It took more than a century for physicists to find the courage to contradict a great scientist like Faraday. It was discovered that molecules on the surface of the ice are not necessarily fluid, but are certainly bound more loosely than in the centre of the crystal. As a result, it takes a relatively small amount of energy to move those molecules across the surface, or even take them off.
Debate in the world of ice
Three new theories emerged that could potentially describe the dynamics of the outer layer of ice molecules correctly. A debate in the world of ice researchers began, between supporters of four different explanations:
- The always present thin water layer of Faraday,
- The possibility for molecules at the ice surface to sublimate – become a gas directly from the solid state – and then condensate again.
- The presence of water molecules inside the ice crystal (so not only at the surface) that can rearrange themselves into a new configuration,
- The possibility that water molecules on the surface of an ice crystal can change positions, like a slide puzzle.
In the new research, physicist Menno Demmenie and his colleagues did not stack ice cubes, but instead manipulated the ice surface by applying a tiny cut in it. They then observed the cut for a long time. After several hours, it turned out that the cut had disappeared and a new perfect layer of ice had formed.
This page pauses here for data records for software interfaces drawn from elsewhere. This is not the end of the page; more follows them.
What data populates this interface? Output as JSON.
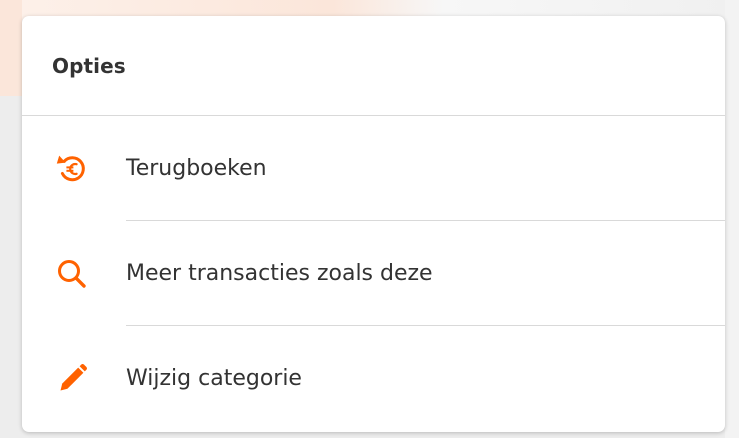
{
  "colors": {
    "accent": "#FF6200",
    "text": "#333333",
    "divider": "#D9D9D9"
  },
  "options_panel": {
    "title": "Opties",
    "items": [
      {
        "label": "Terugboeken",
        "icon": "refund-euro-icon"
      },
      {
        "label": "Meer transacties zoals deze",
        "icon": "search-icon"
      },
      {
        "label": "Wijzig categorie",
        "icon": "pencil-icon"
      }
    ]
  }
}
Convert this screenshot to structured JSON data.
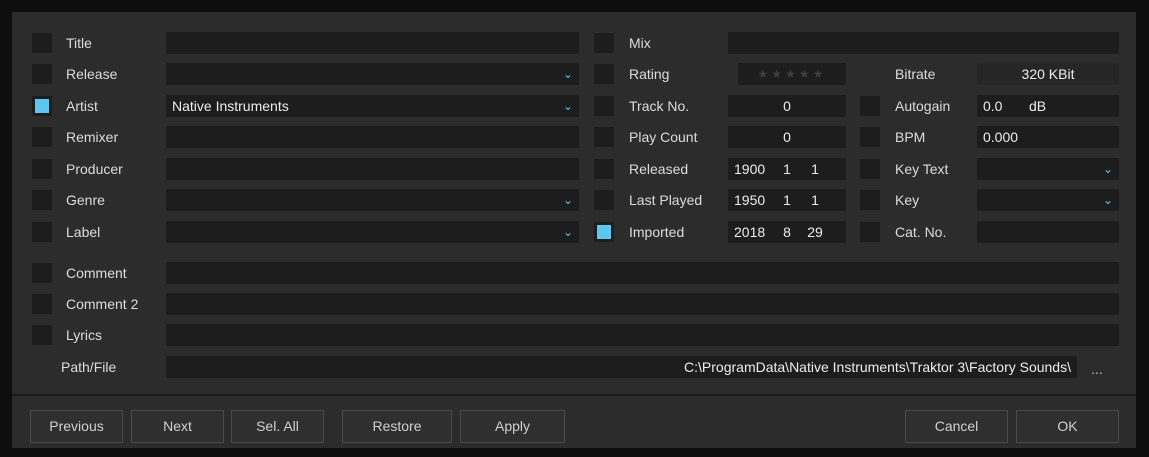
{
  "left_fields": [
    {
      "label": "Title",
      "value": "",
      "checked": false,
      "dropdown": false
    },
    {
      "label": "Release",
      "value": "",
      "checked": false,
      "dropdown": true
    },
    {
      "label": "Artist",
      "value": "Native Instruments",
      "checked": true,
      "dropdown": true
    },
    {
      "label": "Remixer",
      "value": "",
      "checked": false,
      "dropdown": false
    },
    {
      "label": "Producer",
      "value": "",
      "checked": false,
      "dropdown": false
    },
    {
      "label": "Genre",
      "value": "",
      "checked": false,
      "dropdown": true
    },
    {
      "label": "Label",
      "value": "",
      "checked": false,
      "dropdown": true
    }
  ],
  "mid_fields": [
    {
      "label": "Mix",
      "value": "",
      "checked": false
    },
    {
      "label": "Rating",
      "value": "★★★★★",
      "checked": false
    },
    {
      "label": "Track No.",
      "value": "0",
      "checked": false
    },
    {
      "label": "Play Count",
      "value": "0",
      "checked": false
    },
    {
      "label": "Released",
      "date": [
        "1900",
        "1",
        "1"
      ],
      "checked": false
    },
    {
      "label": "Last Played",
      "date": [
        "1950",
        "1",
        "1"
      ],
      "checked": false
    },
    {
      "label": "Imported",
      "date": [
        "2018",
        "8",
        "29"
      ],
      "checked": true
    }
  ],
  "right_fields": [
    {
      "label": "Bitrate",
      "value": "320 KBit",
      "checked": false,
      "has_checkbox": false
    },
    {
      "label": "Autogain",
      "value": "0.0",
      "unit": "dB",
      "checked": false,
      "has_checkbox": true
    },
    {
      "label": "BPM",
      "value": "0.000",
      "checked": false,
      "has_checkbox": true
    },
    {
      "label": "Key Text",
      "value": "",
      "checked": false,
      "has_checkbox": true,
      "dropdown": true
    },
    {
      "label": "Key",
      "value": "",
      "checked": false,
      "has_checkbox": true,
      "dropdown": true
    },
    {
      "label": "Cat. No.",
      "value": "",
      "checked": false,
      "has_checkbox": true
    }
  ],
  "comment_fields": [
    {
      "label": "Comment",
      "value": "",
      "checked": false
    },
    {
      "label": "Comment 2",
      "value": "",
      "checked": false
    },
    {
      "label": "Lyrics",
      "value": "",
      "checked": false
    }
  ],
  "path": {
    "label": "Path/File",
    "value": "C:\\ProgramData\\Native Instruments\\Traktor 3\\Factory Sounds\\",
    "browse": "..."
  },
  "buttons": {
    "previous": "Previous",
    "next": "Next",
    "sel_all": "Sel. All",
    "restore": "Restore",
    "apply": "Apply",
    "cancel": "Cancel",
    "ok": "OK"
  },
  "colors": {
    "accent": "#5cc8f2",
    "panel": "#2c2c2c",
    "field": "#1d1d1d"
  }
}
The ice had ‘healed itself’. In the images below it is clearly visible how a cut disappears over time; an animation of the effect can be found here.
Next, the healing effect was measured for 30 different scratches at 6 different ice temperatures. Statistically comparing the four candidate models to the data, the researchers were able to conclude that the healing effect is caused by local sublimation and condensation – option 2 in the list above. Put differently: water molecules briefly detach from the ice surface, and then condense inside the cut, slowly filling it up.
Instead of using ice resurfacers, we could therefore extend the breaks in between skating races by several hours, after which the ice will be spick and span again. However, besides the lengthy breaks, there is a second caveat: as in the experiment, the vapor pressure of the ice and the air must be carefully kept in equilibrium, to prevent moisture from the air condensating on the ice and deteriorating the track again. For now, we’ll keep using ice resurfacers.
Scratch-Healing Behavior of Ice by Local Sublimation and Condensation, M. Demmenie, P. Kolpakov, Y. Nagata, S. Woutersen and D. Bonn. The Journal of Physical Chemistry C 126, 4 (2022), 2179–2183.